Assignment -> Each line in the entries that has the word "value" has to be copied.
=== Section Start ===
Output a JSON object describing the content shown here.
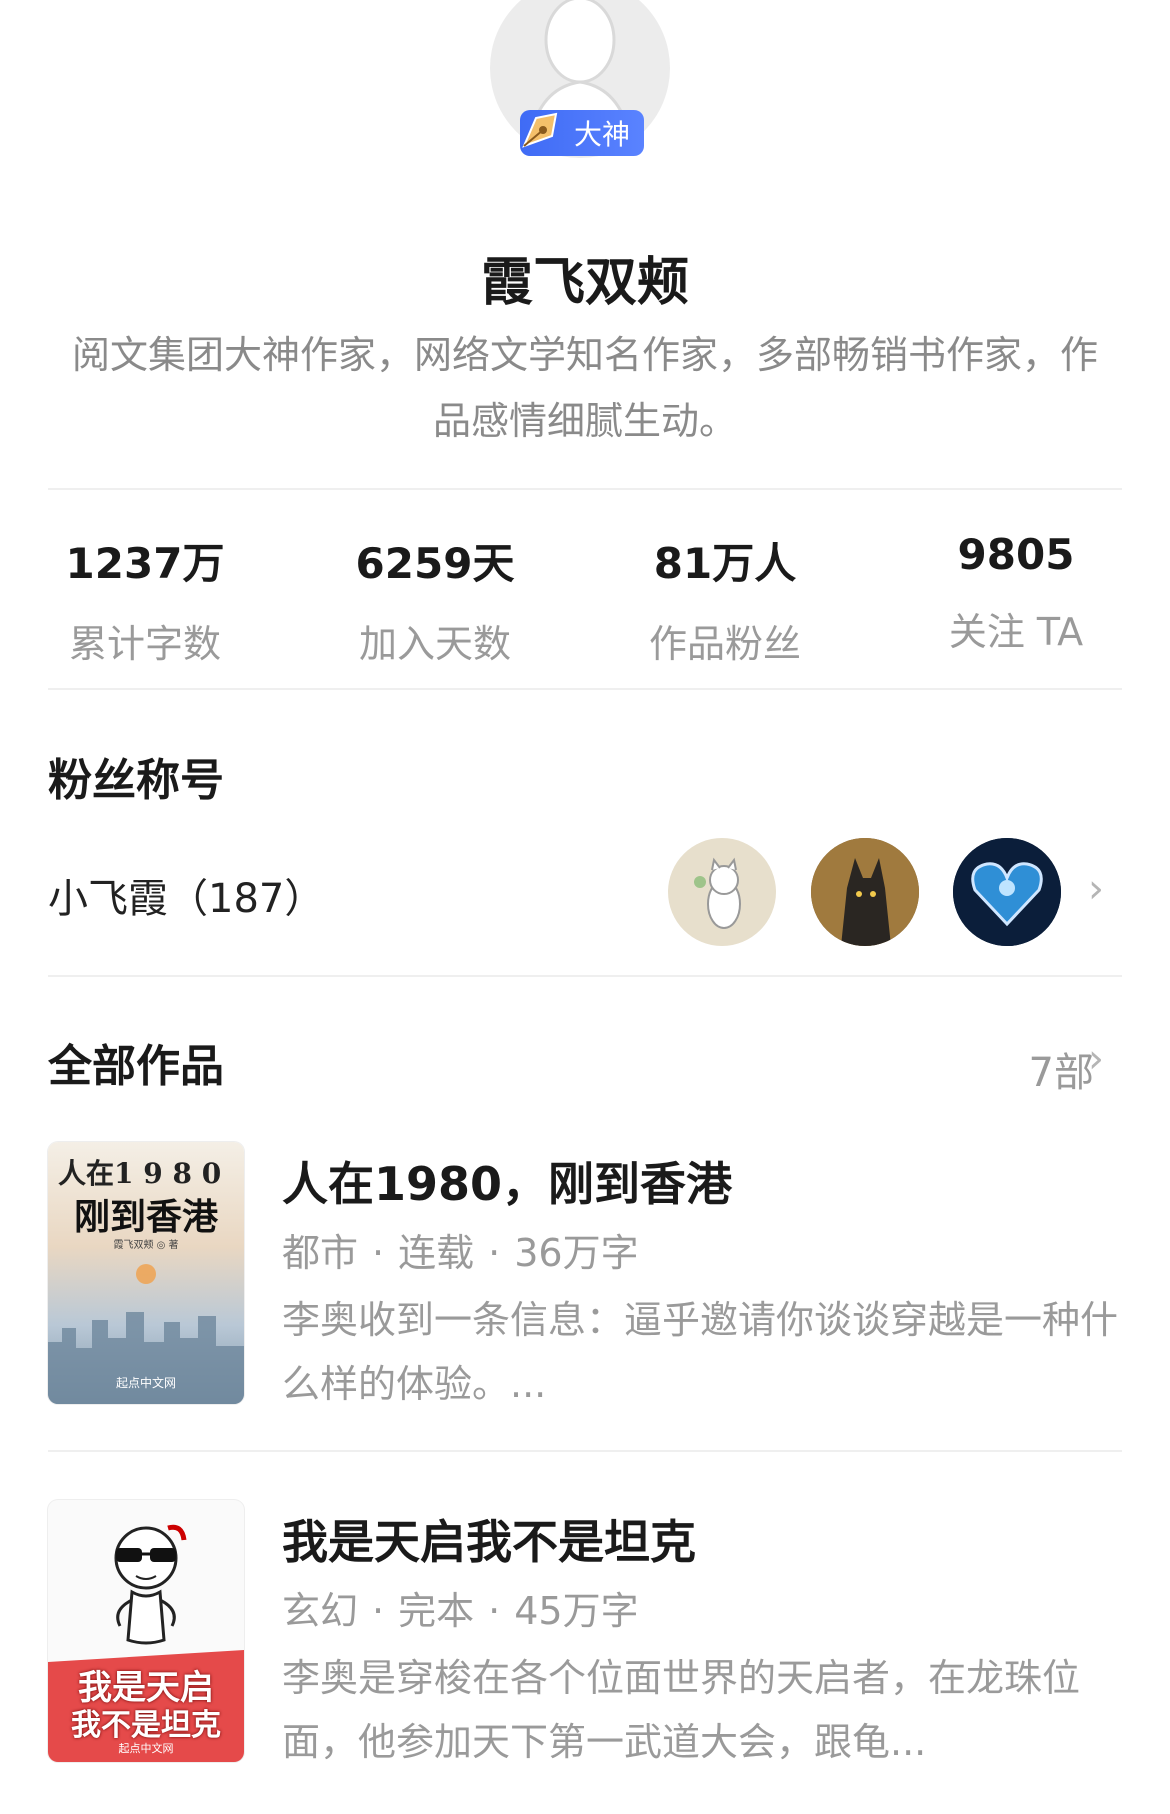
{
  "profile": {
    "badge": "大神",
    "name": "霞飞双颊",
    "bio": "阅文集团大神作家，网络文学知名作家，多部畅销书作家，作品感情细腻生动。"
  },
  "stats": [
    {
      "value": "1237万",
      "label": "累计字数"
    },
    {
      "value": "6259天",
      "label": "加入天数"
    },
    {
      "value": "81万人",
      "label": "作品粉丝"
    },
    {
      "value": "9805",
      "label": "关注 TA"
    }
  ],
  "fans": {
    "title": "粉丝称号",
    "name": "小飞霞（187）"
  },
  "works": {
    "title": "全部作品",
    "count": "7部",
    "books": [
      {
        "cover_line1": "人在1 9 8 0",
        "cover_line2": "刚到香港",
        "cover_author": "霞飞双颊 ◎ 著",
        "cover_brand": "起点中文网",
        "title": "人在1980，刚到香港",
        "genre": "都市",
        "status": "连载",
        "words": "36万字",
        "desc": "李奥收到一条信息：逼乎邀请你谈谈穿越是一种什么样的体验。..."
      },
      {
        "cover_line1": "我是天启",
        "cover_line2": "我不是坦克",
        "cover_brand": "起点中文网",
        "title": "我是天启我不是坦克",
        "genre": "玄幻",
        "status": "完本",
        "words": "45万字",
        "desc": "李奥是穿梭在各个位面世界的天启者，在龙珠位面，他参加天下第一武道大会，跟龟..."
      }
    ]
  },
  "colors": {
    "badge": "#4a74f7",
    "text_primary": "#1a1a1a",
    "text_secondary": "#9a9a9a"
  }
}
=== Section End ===
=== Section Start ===
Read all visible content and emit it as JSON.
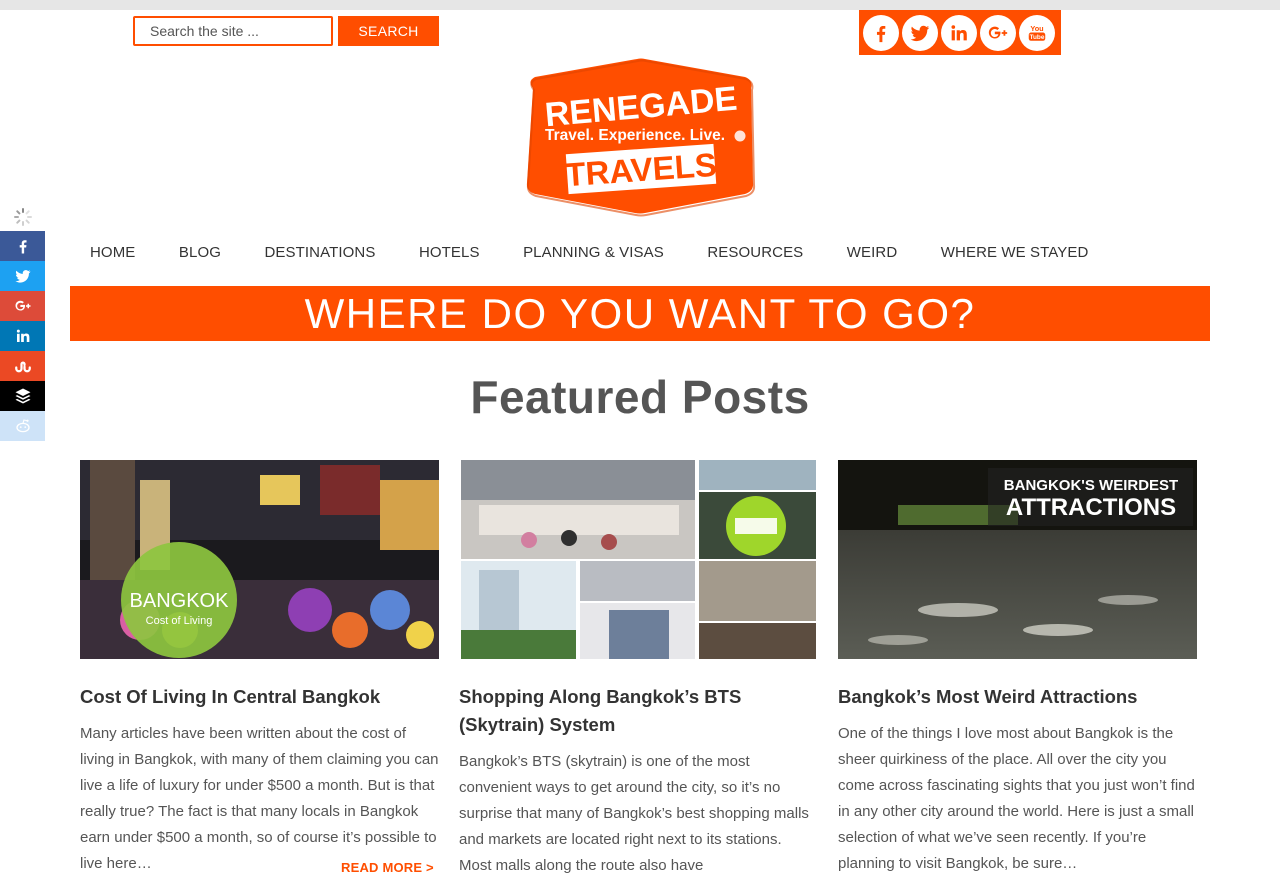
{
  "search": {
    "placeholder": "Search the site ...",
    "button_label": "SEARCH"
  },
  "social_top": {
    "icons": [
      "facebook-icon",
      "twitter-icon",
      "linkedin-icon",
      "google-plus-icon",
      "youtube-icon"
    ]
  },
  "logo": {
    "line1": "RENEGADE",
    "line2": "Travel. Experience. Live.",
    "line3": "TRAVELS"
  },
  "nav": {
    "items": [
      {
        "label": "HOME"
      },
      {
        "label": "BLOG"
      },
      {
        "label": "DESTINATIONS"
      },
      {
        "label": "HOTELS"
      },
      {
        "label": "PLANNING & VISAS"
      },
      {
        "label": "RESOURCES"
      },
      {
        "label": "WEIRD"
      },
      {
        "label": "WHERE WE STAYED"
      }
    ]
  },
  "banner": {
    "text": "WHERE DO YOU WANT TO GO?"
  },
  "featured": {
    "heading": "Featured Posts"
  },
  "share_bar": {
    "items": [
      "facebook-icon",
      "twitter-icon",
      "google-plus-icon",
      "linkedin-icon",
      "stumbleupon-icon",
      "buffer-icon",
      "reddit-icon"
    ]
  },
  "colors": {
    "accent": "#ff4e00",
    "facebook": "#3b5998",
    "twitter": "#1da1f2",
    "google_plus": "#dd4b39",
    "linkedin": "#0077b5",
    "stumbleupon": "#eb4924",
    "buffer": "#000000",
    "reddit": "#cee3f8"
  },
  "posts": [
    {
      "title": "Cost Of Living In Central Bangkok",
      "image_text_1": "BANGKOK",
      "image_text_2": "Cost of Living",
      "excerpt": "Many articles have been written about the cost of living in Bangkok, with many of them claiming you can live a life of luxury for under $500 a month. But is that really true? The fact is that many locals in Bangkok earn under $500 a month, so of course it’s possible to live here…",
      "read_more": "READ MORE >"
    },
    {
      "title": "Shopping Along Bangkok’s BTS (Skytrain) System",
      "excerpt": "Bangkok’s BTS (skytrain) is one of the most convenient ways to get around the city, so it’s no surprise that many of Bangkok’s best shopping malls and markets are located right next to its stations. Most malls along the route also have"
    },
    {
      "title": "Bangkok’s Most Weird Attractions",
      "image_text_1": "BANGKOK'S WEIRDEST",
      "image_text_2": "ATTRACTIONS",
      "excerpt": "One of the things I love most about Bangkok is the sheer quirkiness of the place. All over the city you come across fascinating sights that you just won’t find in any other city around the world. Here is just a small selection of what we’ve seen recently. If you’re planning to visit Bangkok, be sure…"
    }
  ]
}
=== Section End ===
Answer section ->
      "value": "1237万",
      "value": "6259天",
      "value": "81万人",
      "value": "9805",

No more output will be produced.